“Most important, my wife Laurie and daughters Becca, Allison, and Hannah.”

Mick and Sue Greeley, Ray and Janet Howard, John and Becky Caden, Brad, Jenny, B.J. and Jena Greenman, Barry and Donna Sauers, Mark, Phil, and Perry Carlson, Rod and Pam Rees, and Perry and Jon-Marc Burdick all helped house campers and clinicians for the week.

Also, Steve Crowe, the Port Allegany Veterans Memorial, Dave Frontino and the Port Shop ‘n Save, and Pam Fischer and Lori Chase of the Reporter Argus.

Big 30 All-Star Charities Classic: Mac Tanner


Port Allegany RB/LB Mac Tanner (Photo by Pam Fischer)

Lori Chase
March 24, 2016

Two more Port Allegany seniors, Tre’ Garzel and Mac Tanner, have accepted invitations to participate in the 43rd annual Big 30 All-Star Charities Classic football game, bringing the congregation of Gators on the Pennsylvania roster to six.

That number is the second-most for Port in the game’s lengthy history, trailing only the eight (plus the coaching staff) from the record-smashing 2012 state semifinal squad who helped lead Pennsy to a 53-12 win in 2013.

Four other editions of the game have featured a five-Gator contingent, with the Keystone State going 3-1 in those contests against its counterpart from north of the state line. Overall, New York holds a 22-18-2 lead, winning the last two after a 7-for-10 Pennsylvania run had closed a sizable gap in the series.

This year’s Big 30 Charities Classic is slated for Saturday, Aug. 6, at Parkway Field in Bradford.

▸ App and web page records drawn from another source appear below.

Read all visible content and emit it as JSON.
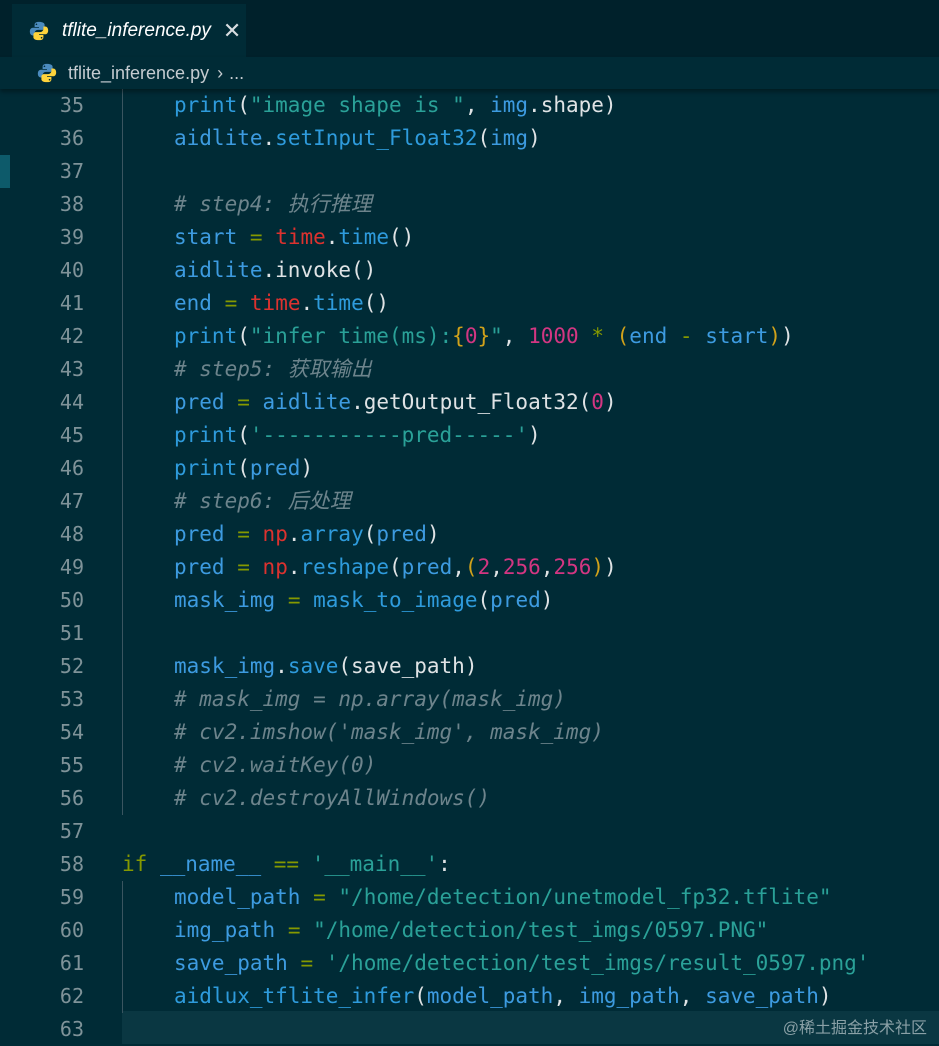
{
  "tab": {
    "title": "tflite_inference.py",
    "close": "✕"
  },
  "breadcrumb": {
    "file": "tflite_inference.py",
    "separator": "›",
    "more": "..."
  },
  "watermark": "@稀土掘金技术社区",
  "lines": [
    {
      "n": "35",
      "indent": 1,
      "tokens": [
        [
          "fn",
          "print"
        ],
        [
          "pun",
          "("
        ],
        [
          "str",
          "\"image shape is \""
        ],
        [
          "pun",
          ", "
        ],
        [
          "var",
          "img"
        ],
        [
          "pun",
          ".shape)"
        ]
      ]
    },
    {
      "n": "36",
      "indent": 1,
      "tokens": [
        [
          "var",
          "aidlite"
        ],
        [
          "pun",
          "."
        ],
        [
          "fn",
          "setInput_Float32"
        ],
        [
          "pun",
          "("
        ],
        [
          "var",
          "img"
        ],
        [
          "pun",
          ")"
        ]
      ]
    },
    {
      "n": "37",
      "indent": 1,
      "tokens": []
    },
    {
      "n": "38",
      "indent": 1,
      "tokens": [
        [
          "com",
          "# step4: 执行推理"
        ]
      ]
    },
    {
      "n": "39",
      "indent": 1,
      "tokens": [
        [
          "var",
          "start"
        ],
        [
          "pun",
          " "
        ],
        [
          "op",
          "="
        ],
        [
          "pun",
          " "
        ],
        [
          "mod",
          "time"
        ],
        [
          "pun",
          "."
        ],
        [
          "fn",
          "time"
        ],
        [
          "pun",
          "()"
        ]
      ]
    },
    {
      "n": "40",
      "indent": 1,
      "tokens": [
        [
          "var",
          "aidlite"
        ],
        [
          "pun",
          ".invoke()"
        ]
      ]
    },
    {
      "n": "41",
      "indent": 1,
      "tokens": [
        [
          "var",
          "end"
        ],
        [
          "pun",
          " "
        ],
        [
          "op",
          "="
        ],
        [
          "pun",
          " "
        ],
        [
          "mod",
          "time"
        ],
        [
          "pun",
          "."
        ],
        [
          "fn",
          "time"
        ],
        [
          "pun",
          "()"
        ]
      ]
    },
    {
      "n": "42",
      "indent": 1,
      "tokens": [
        [
          "fn",
          "print"
        ],
        [
          "pun",
          "("
        ],
        [
          "str",
          "\"infer time(ms):"
        ],
        [
          "br",
          "{"
        ],
        [
          "num",
          "0"
        ],
        [
          "br",
          "}"
        ],
        [
          "str",
          "\""
        ],
        [
          "pun",
          ", "
        ],
        [
          "num",
          "1000"
        ],
        [
          "pun",
          " "
        ],
        [
          "op",
          "*"
        ],
        [
          "pun",
          " "
        ],
        [
          "br",
          "("
        ],
        [
          "var",
          "end"
        ],
        [
          "pun",
          " "
        ],
        [
          "op",
          "-"
        ],
        [
          "pun",
          " "
        ],
        [
          "var",
          "start"
        ],
        [
          "br",
          ")"
        ],
        [
          "pun",
          ")"
        ]
      ]
    },
    {
      "n": "43",
      "indent": 1,
      "tokens": [
        [
          "com",
          "# step5: 获取输出"
        ]
      ]
    },
    {
      "n": "44",
      "indent": 1,
      "tokens": [
        [
          "var",
          "pred"
        ],
        [
          "pun",
          " "
        ],
        [
          "op",
          "="
        ],
        [
          "pun",
          " "
        ],
        [
          "var",
          "aidlite"
        ],
        [
          "pun",
          ".getOutput_Float32("
        ],
        [
          "num",
          "0"
        ],
        [
          "pun",
          ")"
        ]
      ]
    },
    {
      "n": "45",
      "indent": 1,
      "tokens": [
        [
          "fn",
          "print"
        ],
        [
          "pun",
          "("
        ],
        [
          "str",
          "'-----------pred-----'"
        ],
        [
          "pun",
          ")"
        ]
      ]
    },
    {
      "n": "46",
      "indent": 1,
      "tokens": [
        [
          "fn",
          "print"
        ],
        [
          "pun",
          "("
        ],
        [
          "var",
          "pred"
        ],
        [
          "pun",
          ")"
        ]
      ]
    },
    {
      "n": "47",
      "indent": 1,
      "tokens": [
        [
          "com",
          "# step6: 后处理"
        ]
      ]
    },
    {
      "n": "48",
      "indent": 1,
      "tokens": [
        [
          "var",
          "pred"
        ],
        [
          "pun",
          " "
        ],
        [
          "op",
          "="
        ],
        [
          "pun",
          " "
        ],
        [
          "mod",
          "np"
        ],
        [
          "pun",
          "."
        ],
        [
          "fn",
          "array"
        ],
        [
          "pun",
          "("
        ],
        [
          "var",
          "pred"
        ],
        [
          "pun",
          ")"
        ]
      ]
    },
    {
      "n": "49",
      "indent": 1,
      "tokens": [
        [
          "var",
          "pred"
        ],
        [
          "pun",
          " "
        ],
        [
          "op",
          "="
        ],
        [
          "pun",
          " "
        ],
        [
          "mod",
          "np"
        ],
        [
          "pun",
          "."
        ],
        [
          "fn",
          "reshape"
        ],
        [
          "pun",
          "("
        ],
        [
          "var",
          "pred"
        ],
        [
          "pun",
          ","
        ],
        [
          "br",
          "("
        ],
        [
          "num",
          "2"
        ],
        [
          "pun",
          ","
        ],
        [
          "num",
          "256"
        ],
        [
          "pun",
          ","
        ],
        [
          "num",
          "256"
        ],
        [
          "br",
          ")"
        ],
        [
          "pun",
          ")"
        ]
      ]
    },
    {
      "n": "50",
      "indent": 1,
      "tokens": [
        [
          "var",
          "mask_img"
        ],
        [
          "pun",
          " "
        ],
        [
          "op",
          "="
        ],
        [
          "pun",
          " "
        ],
        [
          "fn",
          "mask_to_image"
        ],
        [
          "pun",
          "("
        ],
        [
          "var",
          "pred"
        ],
        [
          "pun",
          ")"
        ]
      ]
    },
    {
      "n": "51",
      "indent": 1,
      "tokens": []
    },
    {
      "n": "52",
      "indent": 1,
      "tokens": [
        [
          "var",
          "mask_img"
        ],
        [
          "pun",
          "."
        ],
        [
          "fn",
          "save"
        ],
        [
          "pun",
          "(save_path)"
        ]
      ]
    },
    {
      "n": "53",
      "indent": 1,
      "tokens": [
        [
          "com",
          "# mask_img = np.array(mask_img)"
        ]
      ]
    },
    {
      "n": "54",
      "indent": 1,
      "tokens": [
        [
          "com",
          "# cv2.imshow('mask_img', mask_img)"
        ]
      ]
    },
    {
      "n": "55",
      "indent": 1,
      "tokens": [
        [
          "com",
          "# cv2.waitKey(0)"
        ]
      ]
    },
    {
      "n": "56",
      "indent": 1,
      "tokens": [
        [
          "com",
          "# cv2.destroyAllWindows()"
        ]
      ]
    },
    {
      "n": "57",
      "indent": 0,
      "tokens": []
    },
    {
      "n": "58",
      "indent": 0,
      "tokens": [
        [
          "kw",
          "if"
        ],
        [
          "pun",
          " "
        ],
        [
          "var",
          "__name__"
        ],
        [
          "pun",
          " "
        ],
        [
          "op",
          "=="
        ],
        [
          "pun",
          " "
        ],
        [
          "str",
          "'__main__'"
        ],
        [
          "pun",
          ":"
        ]
      ]
    },
    {
      "n": "59",
      "indent": 1,
      "tokens": [
        [
          "var",
          "model_path"
        ],
        [
          "pun",
          " "
        ],
        [
          "op",
          "="
        ],
        [
          "pun",
          " "
        ],
        [
          "str",
          "\"/home/detection/unetmodel_fp32.tflite\""
        ]
      ]
    },
    {
      "n": "60",
      "indent": 1,
      "tokens": [
        [
          "var",
          "img_path"
        ],
        [
          "pun",
          " "
        ],
        [
          "op",
          "="
        ],
        [
          "pun",
          " "
        ],
        [
          "str",
          "\"/home/detection/test_imgs/0597.PNG\""
        ]
      ]
    },
    {
      "n": "61",
      "indent": 1,
      "tokens": [
        [
          "var",
          "save_path"
        ],
        [
          "pun",
          " "
        ],
        [
          "op",
          "="
        ],
        [
          "pun",
          " "
        ],
        [
          "str",
          "'/home/detection/test_imgs/result_0597.png'"
        ]
      ]
    },
    {
      "n": "62",
      "indent": 1,
      "tokens": [
        [
          "fn",
          "aidlux_tflite_infer"
        ],
        [
          "pun",
          "("
        ],
        [
          "var",
          "model_path"
        ],
        [
          "pun",
          ", "
        ],
        [
          "var",
          "img_path"
        ],
        [
          "pun",
          ", "
        ],
        [
          "var",
          "save_path"
        ],
        [
          "pun",
          ")"
        ]
      ]
    },
    {
      "n": "63",
      "indent": 0,
      "tokens": []
    }
  ]
}
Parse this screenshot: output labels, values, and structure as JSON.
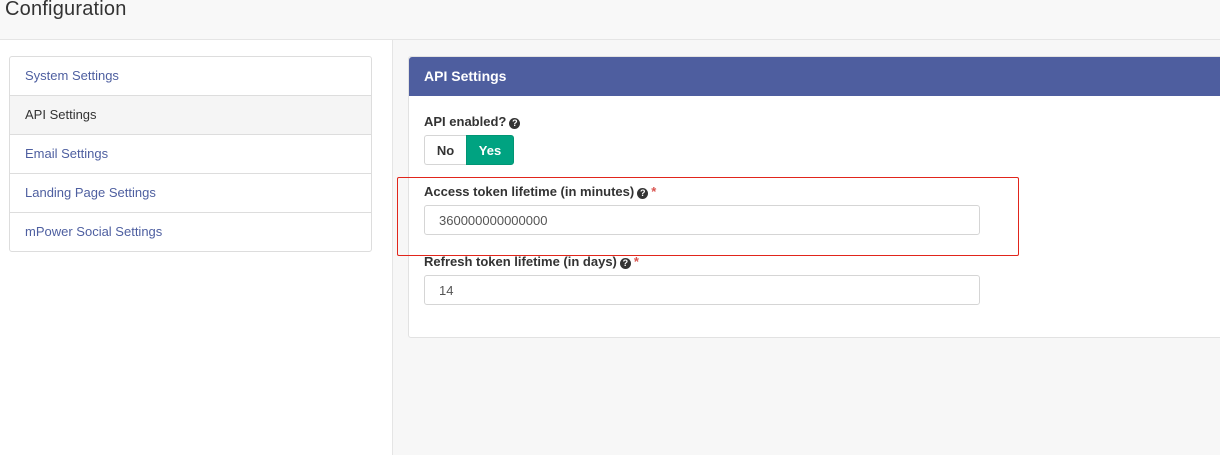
{
  "page": {
    "title": "Configuration"
  },
  "sidebar": {
    "items": [
      {
        "label": "System Settings"
      },
      {
        "label": "API Settings",
        "active": true
      },
      {
        "label": "Email Settings"
      },
      {
        "label": "Landing Page Settings"
      },
      {
        "label": "mPower Social Settings"
      }
    ]
  },
  "panel": {
    "title": "API Settings",
    "api_enabled": {
      "label": "API enabled?",
      "help_icon": "question-circle-icon",
      "options": [
        "No",
        "Yes"
      ],
      "selected": "Yes"
    },
    "access_token": {
      "label": "Access token lifetime (in minutes)",
      "help_icon": "question-circle-icon",
      "required_mark": "*",
      "value": "360000000000000"
    },
    "refresh_token": {
      "label": "Refresh token lifetime (in days)",
      "help_icon": "question-circle-icon",
      "required_mark": "*",
      "value": "14"
    }
  },
  "colors": {
    "panel_header": "#4e5e9f",
    "toggle_active": "#00a381",
    "link": "#4e5fa0",
    "required": "#d9534f",
    "highlight": "#e1251b"
  }
}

Like Garzel, Tanner got his first varsity experience as a freshman reserve for the 2012 District 9 champions. He stepped into a major role the following year, leading the team in tackles, but was forced to miss his entire junior season due to injury.

The 5-7, 160-pound running back/cornerback returned with a vengeance for his senior campaign, rushing for a team-best 654 yards, including a career-high 152-yard game at Curwensville, and scoring eight touchdowns. On defense, he once again topped the Gators in stops, a performance which earned him a spot on the Olean Times Herald Big 30 All-Star team and consideration as a finalist for their Defensive Player of the Year award.

“Mac has been what I would call a ‘caged dog’ for us throughout his career. When we’d let him loose to play he would go insanely crazy on the field with no regard for his own health and safety. That is a quality our coaching staff is going to miss considerably,” Gator head coach Justin Bienkowski said. “He has struggled through a ton of injuries but as long as he was cleared to play we could count on him. Mac exemplifies how football helps a young boy become a man. He has grown up and matured in front of our eyes on and off the field. His toughness and grit running the ball for us was a huge part of any success we had offensively.

“Defensively, Mac was extremely reliable to be around the ball play in and play out. He didn’t hesitate to stick his nose in against anyone. As a head coach I’m going to miss the struggle of trying to keep him tamed when he just wanted to go physically destroy his opponent.”

Also an exceptional wrestler, the two-time Allegheny Mountain League all-star realized a longtime dream this winter, qualifying for the state tournament with a third-place finish in his second trip to regionals. He ended his Gator mat career with an 89-21 career record, tied for 16th on the PAHS wins list.

Tanner plans to study safety management at Clarion University. The Big 30 press release states, “Mac is aware of the history of the Big 30 Charities Classic and is looking forward to playing with players from other schools. In addition, he wants to be a role model for younger athletes. His most memorable moments playing football were being knee deep in mud and snow in the playoffs, and heading the pre-game chant. His hobbies include dirt bike riding, snowmobiling, working and hanging out with Papa Coldren. Mac’s favorite football team is the Penn State Nittany Lions and his favorite player is LaMichael James.”

For more information on the Big 30 All-Star Charities Classic, visit

Tanner Sheffield

Tanner breaks a tackle against Sheffield. (Photo by Pam Fischer)